Taiga, or otherwise known as boreal forest, is a biome that is characterized by coniferous forests made up mostly of spruces, larches, and pines.
The taiga is the world’s largest terrestrial biome. In North America, it covers most of inland Canada and Alaska as well as portions of the extreme northern continental United States and is known as the Northwoods. It covers most of Sweden, Finland, much of Norway, lowland/coastal areas of Iceland, much of Russia, northern Kazakhstan, northern Mongolia, and northern Japan as well. On the other hand, the main tree species, the length of the growing season and summer temperatures fluctuate. As the world’s largest land biome, it makes up 29 percent of the world’s forest cover. The largest regions are found in Russia and Canada. Taiga is the terrestrial biome that has the lowest annual average temperatures after the tundra and permanent ice caps. The lowest reliably documented temperatures within the Northern Hemisphere were recorded in the taiga of northeastern Russia. It manages a sub arctic climate with a very large temperature range between seasons, but the long and cold winter is the dominant characteristic.

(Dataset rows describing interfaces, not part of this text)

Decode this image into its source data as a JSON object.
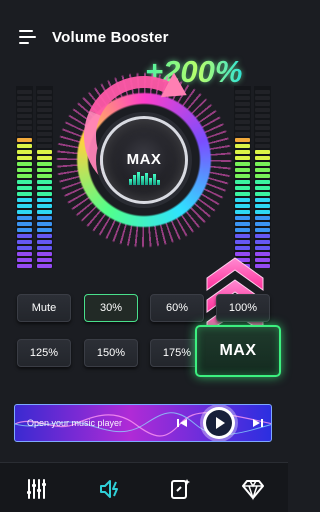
{
  "header": {
    "title": "Volume Booster",
    "boost_level": "+200%"
  },
  "dial": {
    "label": "MAX"
  },
  "presets": {
    "row1": [
      "Mute",
      "30%",
      "60%",
      "100%"
    ],
    "row2": [
      "125%",
      "150%",
      "175%"
    ],
    "selected": "30%",
    "max_label": "MAX"
  },
  "player": {
    "prompt": "Open your music player"
  },
  "bottom_nav": {
    "items": [
      "equalizer-icon",
      "volume-boost-icon",
      "theme-icon",
      "premium-diamond-icon"
    ],
    "active": "volume-boost-icon"
  },
  "colors": {
    "background": "#1b1d22",
    "accent_green": "#3cf07f",
    "accent_pink": "#ff3ec9",
    "active_nav": "#2fd0d8"
  }
}
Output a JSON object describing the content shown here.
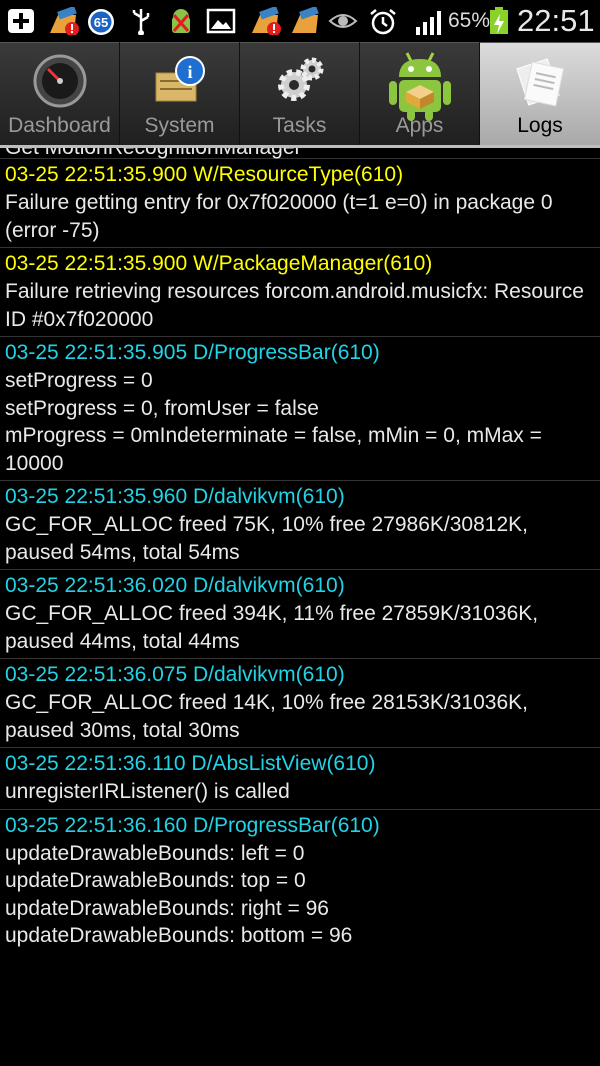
{
  "status_bar": {
    "icons": [
      "add-icon",
      "cleaner-broom-alert-icon",
      "badge-65-icon",
      "usb-icon",
      "android-debug-icon",
      "gallery-icon",
      "cleaner-broom-alert-icon",
      "cleaner-broom-icon",
      "eye-icon",
      "alarm-icon",
      "signal-icon"
    ],
    "badge": "65",
    "battery_percent": "65%",
    "time": "22:51"
  },
  "tabs": [
    {
      "label": "Dashboard",
      "icon": "speedometer-icon",
      "selected": false
    },
    {
      "label": "System",
      "icon": "system-info-icon",
      "selected": false
    },
    {
      "label": "Tasks",
      "icon": "gears-icon",
      "selected": false
    },
    {
      "label": "Apps",
      "icon": "android-apps-icon",
      "selected": false
    },
    {
      "label": "Logs",
      "icon": "logs-papers-icon",
      "selected": true
    }
  ],
  "log": {
    "partial_line": "Get MotionRecognitionManager",
    "entries": [
      {
        "level": "warn",
        "header": "03-25 22:51:35.900 W/ResourceType(610)",
        "lines": [
          "Failure getting entry for 0x7f020000 (t=1 e=0) in package 0 (error -75)"
        ]
      },
      {
        "level": "warn",
        "header": "03-25 22:51:35.900 W/PackageManager(610)",
        "lines": [
          "Failure retrieving resources forcom.android.musicfx: Resource ID #0x7f020000"
        ]
      },
      {
        "level": "debug",
        "header": "03-25 22:51:35.905 D/ProgressBar(610)",
        "lines": [
          "setProgress = 0",
          "setProgress = 0, fromUser = false",
          "mProgress = 0mIndeterminate = false, mMin = 0, mMax = 10000"
        ]
      },
      {
        "level": "debug",
        "header": "03-25 22:51:35.960 D/dalvikvm(610)",
        "lines": [
          "GC_FOR_ALLOC freed 75K, 10% free 27986K/30812K, paused 54ms, total 54ms"
        ]
      },
      {
        "level": "debug",
        "header": "03-25 22:51:36.020 D/dalvikvm(610)",
        "lines": [
          "GC_FOR_ALLOC freed 394K, 11% free 27859K/31036K, paused 44ms, total 44ms"
        ]
      },
      {
        "level": "debug",
        "header": "03-25 22:51:36.075 D/dalvikvm(610)",
        "lines": [
          "GC_FOR_ALLOC freed 14K, 10% free 28153K/31036K, paused 30ms, total 30ms"
        ]
      },
      {
        "level": "debug",
        "header": "03-25 22:51:36.110 D/AbsListView(610)",
        "lines": [
          "unregisterIRListener() is called"
        ]
      },
      {
        "level": "debug",
        "header": "03-25 22:51:36.160 D/ProgressBar(610)",
        "lines": [
          "updateDrawableBounds: left = 0",
          "updateDrawableBounds: top = 0",
          "updateDrawableBounds: right = 96",
          "updateDrawableBounds: bottom = 96"
        ]
      }
    ]
  }
}
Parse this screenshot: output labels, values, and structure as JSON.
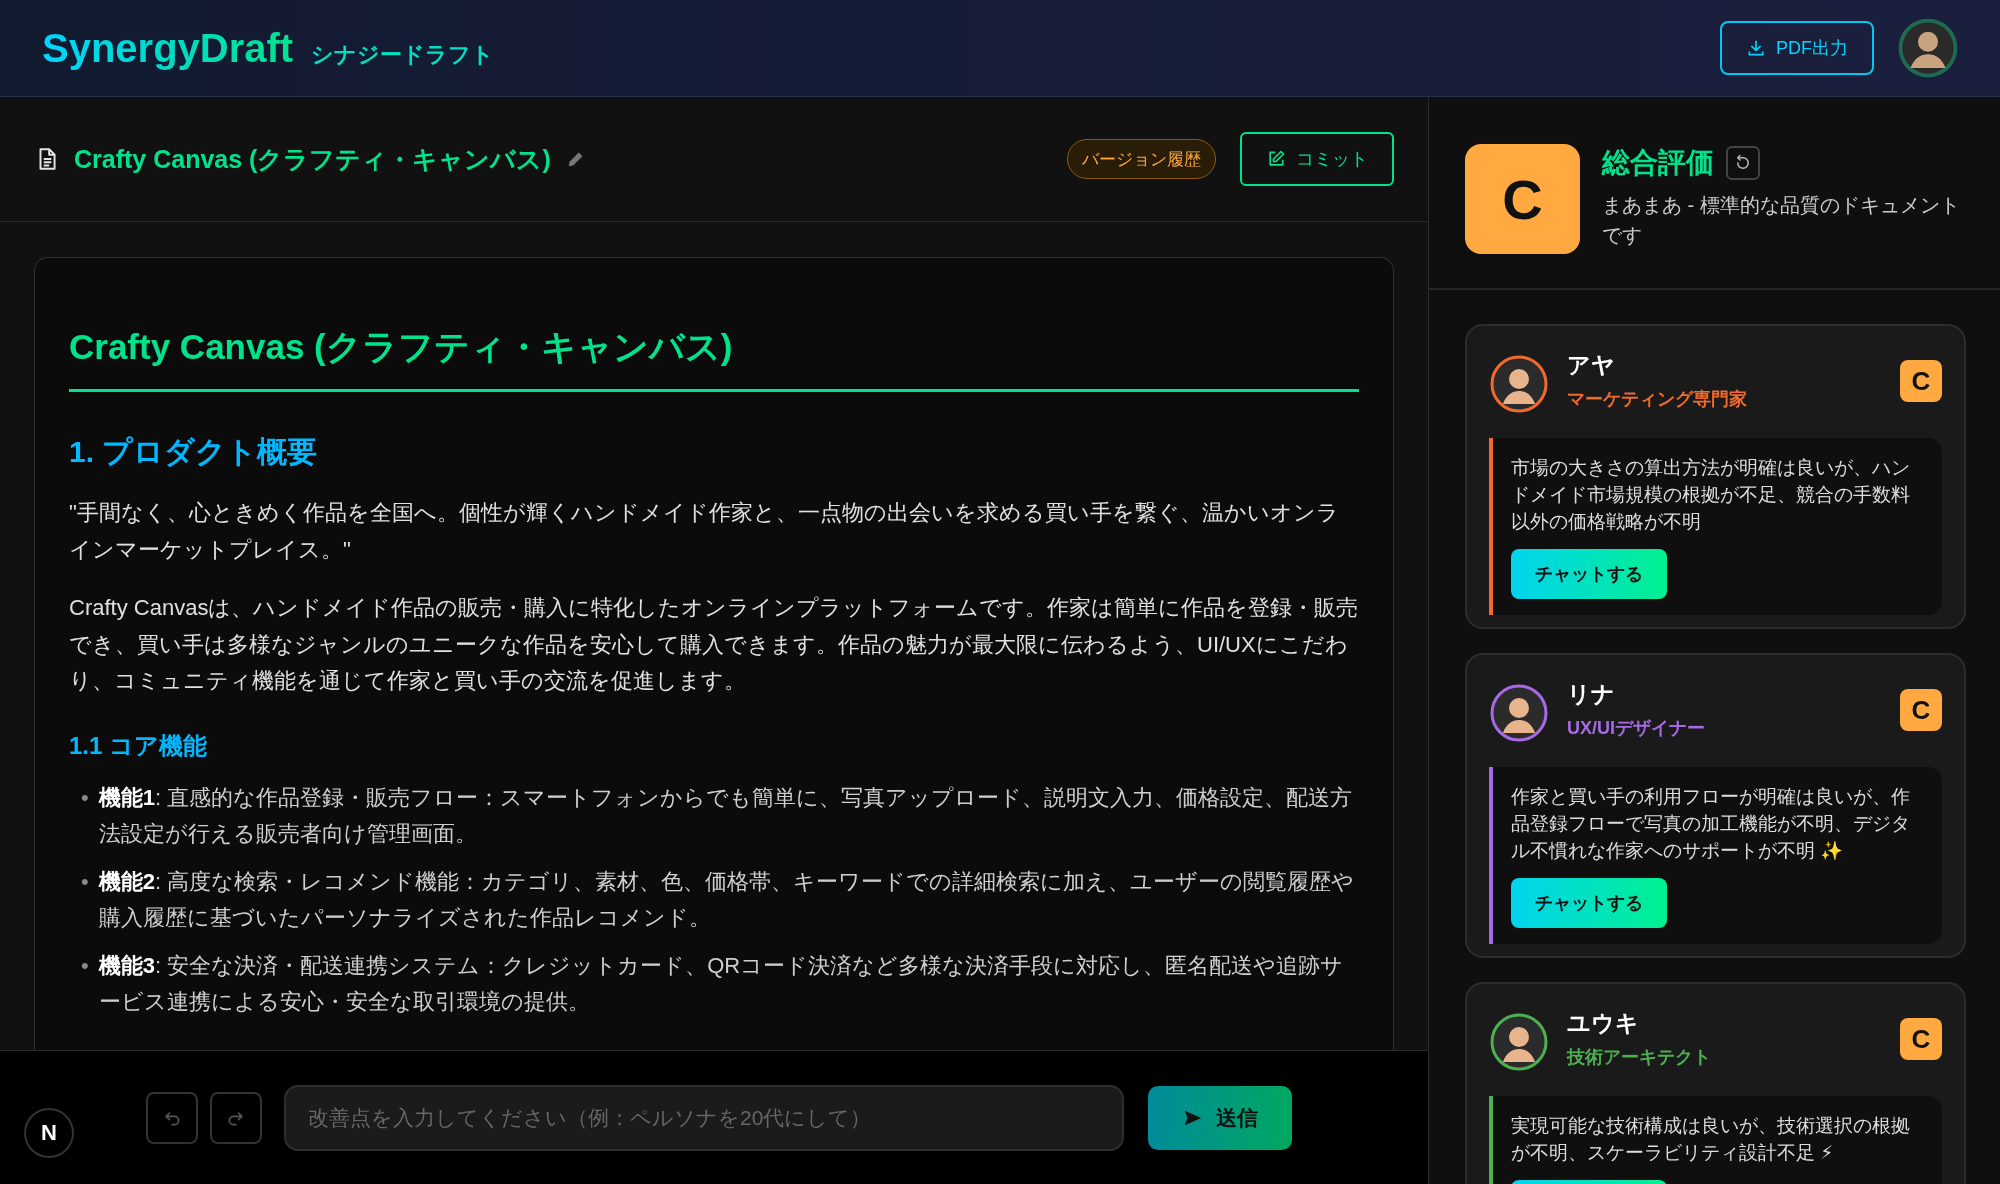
{
  "header": {
    "logo": "SynergyDraft",
    "logo_sub": "シナジードラフト",
    "export_button": "PDF出力"
  },
  "document_bar": {
    "title": "Crafty Canvas (クラフティ・キャンバス)",
    "history_button": "バージョン履歴",
    "commit_button": "コミット"
  },
  "document": [
    {
      "kind": "h1",
      "text": "Crafty Canvas (クラフティ・キャンバス)"
    },
    {
      "kind": "h2",
      "text": "1. プロダクト概要"
    },
    {
      "kind": "p",
      "text": "\"手間なく、心ときめく作品を全国へ。個性が輝くハンドメイド作家と、一点物の出会いを求める買い手を繋ぐ、温かいオンラインマーケットプレイス。\""
    },
    {
      "kind": "p",
      "text": "Crafty Canvasは、ハンドメイド作品の販売・購入に特化したオンラインプラットフォームです。作家は簡単に作品を登録・販売でき、買い手は多様なジャンルのユニークな作品を安心して購入できます。作品の魅力が最大限に伝わるよう、UI/UXにこだわり、コミュニティ機能を通じて作家と買い手の交流を促進します。"
    },
    {
      "kind": "h3",
      "text": "1.1 コア機能"
    },
    {
      "kind": "list",
      "bullet": "•",
      "items": [
        "**機能1**: 直感的な作品登録・販売フロー：スマートフォンからでも簡単に、写真アップロード、説明文入力、価格設定、配送方法設定が行える販売者向け管理画面。",
        "**機能2**: 高度な検索・レコメンド機能：カテゴリ、素材、色、価格帯、キーワードでの詳細検索に加え、ユーザーの閲覧履歴や購入履歴に基づいたパーソナライズされた作品レコメンド。",
        "**機能3**: 安全な決済・配送連携システム：クレジットカード、QRコード決済など多様な決済手段に対応し、匿名配送や追跡サービス連携による安心・安全な取引環境の提供。"
      ]
    }
  ],
  "composer": {
    "logo": "N",
    "placeholder": "改善点を入力してください（例：ペルソナを20代にして）",
    "send_button": "送信"
  },
  "overall": {
    "grade": "C",
    "title": "総合評価",
    "summary": "まあまあ - 標準的な品質のドキュメントです"
  },
  "personas": [
    {
      "name": "アヤ",
      "role": "マーケティング専門家",
      "color": "#f06a2c",
      "grade": "C",
      "comment": "市場の大きさの算出方法が明確は良いが、ハンドメイド市場規模の根拠が不足、競合の手数料以外の価格戦略が不明",
      "chat_button": "チャットする"
    },
    {
      "name": "リナ",
      "role": "UX/UIデザイナー",
      "color": "#a66ae6",
      "grade": "C",
      "comment": "作家と買い手の利用フローが明確は良いが、作品登録フローで写真の加工機能が不明、デジタル不慣れな作家へのサポートが不明 ✨",
      "chat_button": "チャットする"
    },
    {
      "name": "ユウキ",
      "role": "技術アーキテクト",
      "color": "#4caf50",
      "grade": "C",
      "comment": "実現可能な技術構成は良いが、技術選択の根拠が不明、スケーラビリティ設計不足 ⚡"
    }
  ]
}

Image Caption: Jack London Lake at Kolyma, Russia. Pinus pumila in foreground. Credit: Bartosh Dmytro/Wikipedia (CC BY 3.0)